**What is needed**
Work out how many lines of the entries have the word "package" in them. Respond with that number only.

Interface dataset entries
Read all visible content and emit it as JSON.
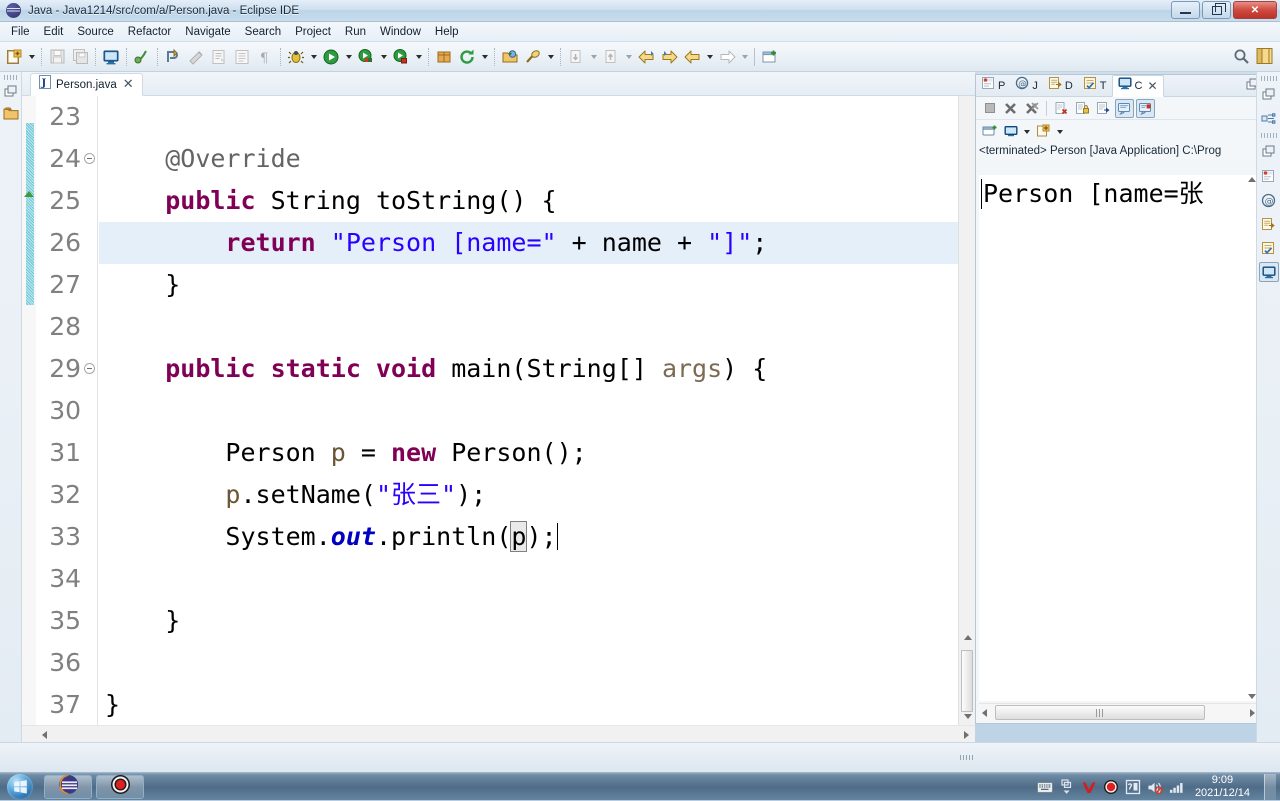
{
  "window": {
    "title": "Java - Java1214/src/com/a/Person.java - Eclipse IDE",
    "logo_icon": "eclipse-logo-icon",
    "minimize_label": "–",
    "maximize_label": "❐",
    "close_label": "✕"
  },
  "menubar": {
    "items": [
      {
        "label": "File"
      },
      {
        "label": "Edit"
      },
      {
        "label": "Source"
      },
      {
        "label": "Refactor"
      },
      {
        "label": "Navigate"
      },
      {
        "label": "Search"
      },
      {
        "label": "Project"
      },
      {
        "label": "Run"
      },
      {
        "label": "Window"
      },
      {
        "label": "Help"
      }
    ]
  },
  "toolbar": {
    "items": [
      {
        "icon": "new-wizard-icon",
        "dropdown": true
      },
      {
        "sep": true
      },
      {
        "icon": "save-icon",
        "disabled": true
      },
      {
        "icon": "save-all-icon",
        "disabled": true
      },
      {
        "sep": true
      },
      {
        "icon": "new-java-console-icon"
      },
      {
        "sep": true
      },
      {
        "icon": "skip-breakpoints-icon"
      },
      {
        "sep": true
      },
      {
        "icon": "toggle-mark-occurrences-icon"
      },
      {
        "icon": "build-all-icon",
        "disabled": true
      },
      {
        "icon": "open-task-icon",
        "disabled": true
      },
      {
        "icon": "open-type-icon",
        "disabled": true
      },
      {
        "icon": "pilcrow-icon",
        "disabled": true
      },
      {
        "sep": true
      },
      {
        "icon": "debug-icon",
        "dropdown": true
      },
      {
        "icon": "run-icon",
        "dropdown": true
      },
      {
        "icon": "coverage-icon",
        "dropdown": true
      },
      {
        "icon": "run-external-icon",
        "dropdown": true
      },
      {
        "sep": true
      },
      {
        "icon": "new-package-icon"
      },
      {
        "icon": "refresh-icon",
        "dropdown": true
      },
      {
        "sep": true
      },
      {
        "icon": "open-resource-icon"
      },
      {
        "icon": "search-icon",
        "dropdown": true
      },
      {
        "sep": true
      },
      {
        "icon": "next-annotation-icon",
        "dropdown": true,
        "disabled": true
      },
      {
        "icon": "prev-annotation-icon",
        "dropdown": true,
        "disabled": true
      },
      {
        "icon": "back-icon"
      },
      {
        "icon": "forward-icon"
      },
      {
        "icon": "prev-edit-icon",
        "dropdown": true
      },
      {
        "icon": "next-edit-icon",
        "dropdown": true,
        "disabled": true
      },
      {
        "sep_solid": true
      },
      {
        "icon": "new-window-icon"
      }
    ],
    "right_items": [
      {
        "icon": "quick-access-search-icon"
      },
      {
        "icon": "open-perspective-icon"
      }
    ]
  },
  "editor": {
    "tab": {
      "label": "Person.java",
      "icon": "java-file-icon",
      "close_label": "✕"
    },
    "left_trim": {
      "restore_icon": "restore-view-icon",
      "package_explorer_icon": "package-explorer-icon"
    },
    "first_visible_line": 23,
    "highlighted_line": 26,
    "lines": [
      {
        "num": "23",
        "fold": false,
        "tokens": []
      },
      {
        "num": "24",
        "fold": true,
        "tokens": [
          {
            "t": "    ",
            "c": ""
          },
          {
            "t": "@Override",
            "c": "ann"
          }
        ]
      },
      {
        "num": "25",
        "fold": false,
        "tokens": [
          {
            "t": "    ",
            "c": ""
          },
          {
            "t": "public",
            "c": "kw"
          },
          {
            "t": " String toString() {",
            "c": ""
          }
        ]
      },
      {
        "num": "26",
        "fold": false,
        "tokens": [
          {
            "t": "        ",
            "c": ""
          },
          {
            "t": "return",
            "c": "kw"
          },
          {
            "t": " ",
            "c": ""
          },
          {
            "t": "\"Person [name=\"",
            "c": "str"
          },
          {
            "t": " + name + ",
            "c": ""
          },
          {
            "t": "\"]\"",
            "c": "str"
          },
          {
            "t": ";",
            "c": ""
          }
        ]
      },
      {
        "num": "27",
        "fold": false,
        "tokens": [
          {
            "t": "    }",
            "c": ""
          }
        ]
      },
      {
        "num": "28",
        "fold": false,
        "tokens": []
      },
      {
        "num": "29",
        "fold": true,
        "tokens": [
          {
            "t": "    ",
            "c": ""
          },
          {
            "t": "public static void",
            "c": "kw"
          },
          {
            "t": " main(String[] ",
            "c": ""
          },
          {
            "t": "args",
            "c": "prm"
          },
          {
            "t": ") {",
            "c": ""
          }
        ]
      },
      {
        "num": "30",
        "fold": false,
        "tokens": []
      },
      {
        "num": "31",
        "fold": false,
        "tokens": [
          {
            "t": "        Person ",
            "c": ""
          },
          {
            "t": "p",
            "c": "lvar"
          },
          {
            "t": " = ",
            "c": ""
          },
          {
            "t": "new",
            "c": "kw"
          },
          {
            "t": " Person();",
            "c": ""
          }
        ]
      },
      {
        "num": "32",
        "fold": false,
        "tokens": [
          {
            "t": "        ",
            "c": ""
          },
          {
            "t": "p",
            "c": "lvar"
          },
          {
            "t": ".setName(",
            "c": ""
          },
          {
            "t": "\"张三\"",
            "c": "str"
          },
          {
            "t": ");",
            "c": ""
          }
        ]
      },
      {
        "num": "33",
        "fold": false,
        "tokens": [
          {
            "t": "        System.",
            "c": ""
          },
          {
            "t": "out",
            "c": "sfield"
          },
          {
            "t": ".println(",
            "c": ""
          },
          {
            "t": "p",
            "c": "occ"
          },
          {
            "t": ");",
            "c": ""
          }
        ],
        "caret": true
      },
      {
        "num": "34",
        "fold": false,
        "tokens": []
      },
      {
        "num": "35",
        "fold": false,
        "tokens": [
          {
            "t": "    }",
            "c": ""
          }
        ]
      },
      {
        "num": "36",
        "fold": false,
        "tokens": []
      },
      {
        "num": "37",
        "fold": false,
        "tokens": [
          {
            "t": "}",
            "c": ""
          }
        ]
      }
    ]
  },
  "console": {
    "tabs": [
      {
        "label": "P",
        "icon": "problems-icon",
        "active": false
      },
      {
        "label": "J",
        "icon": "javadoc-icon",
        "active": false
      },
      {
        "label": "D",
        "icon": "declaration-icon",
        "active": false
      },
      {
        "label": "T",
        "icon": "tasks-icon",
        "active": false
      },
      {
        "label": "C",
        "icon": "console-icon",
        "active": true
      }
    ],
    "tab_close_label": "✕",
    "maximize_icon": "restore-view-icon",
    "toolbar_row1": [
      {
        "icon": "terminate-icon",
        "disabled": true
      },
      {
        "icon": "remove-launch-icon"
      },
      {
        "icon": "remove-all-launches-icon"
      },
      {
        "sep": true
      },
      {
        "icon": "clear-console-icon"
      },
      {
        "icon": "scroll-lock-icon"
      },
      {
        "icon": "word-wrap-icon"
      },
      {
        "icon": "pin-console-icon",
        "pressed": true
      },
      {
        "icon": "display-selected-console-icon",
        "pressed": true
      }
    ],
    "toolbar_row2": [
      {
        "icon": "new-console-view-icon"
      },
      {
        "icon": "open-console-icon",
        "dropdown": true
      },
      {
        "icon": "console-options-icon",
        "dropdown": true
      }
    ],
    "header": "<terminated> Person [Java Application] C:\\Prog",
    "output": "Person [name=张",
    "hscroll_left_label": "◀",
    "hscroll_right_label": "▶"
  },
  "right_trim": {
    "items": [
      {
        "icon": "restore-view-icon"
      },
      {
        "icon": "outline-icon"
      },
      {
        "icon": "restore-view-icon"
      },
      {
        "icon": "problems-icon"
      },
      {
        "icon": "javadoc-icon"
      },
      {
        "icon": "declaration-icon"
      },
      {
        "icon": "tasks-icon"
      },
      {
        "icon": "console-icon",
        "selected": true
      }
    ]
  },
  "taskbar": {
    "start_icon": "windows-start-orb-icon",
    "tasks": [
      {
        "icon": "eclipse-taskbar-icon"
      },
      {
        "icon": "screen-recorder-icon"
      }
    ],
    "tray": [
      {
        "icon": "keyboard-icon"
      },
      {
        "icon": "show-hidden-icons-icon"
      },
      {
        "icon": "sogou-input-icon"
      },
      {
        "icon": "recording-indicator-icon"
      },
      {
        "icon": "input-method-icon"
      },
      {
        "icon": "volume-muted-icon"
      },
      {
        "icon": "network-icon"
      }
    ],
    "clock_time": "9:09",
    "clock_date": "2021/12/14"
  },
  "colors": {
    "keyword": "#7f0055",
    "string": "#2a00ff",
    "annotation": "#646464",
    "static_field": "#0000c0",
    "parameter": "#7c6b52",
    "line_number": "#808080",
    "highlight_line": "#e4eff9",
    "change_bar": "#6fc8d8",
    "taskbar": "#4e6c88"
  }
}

**Expected output**
2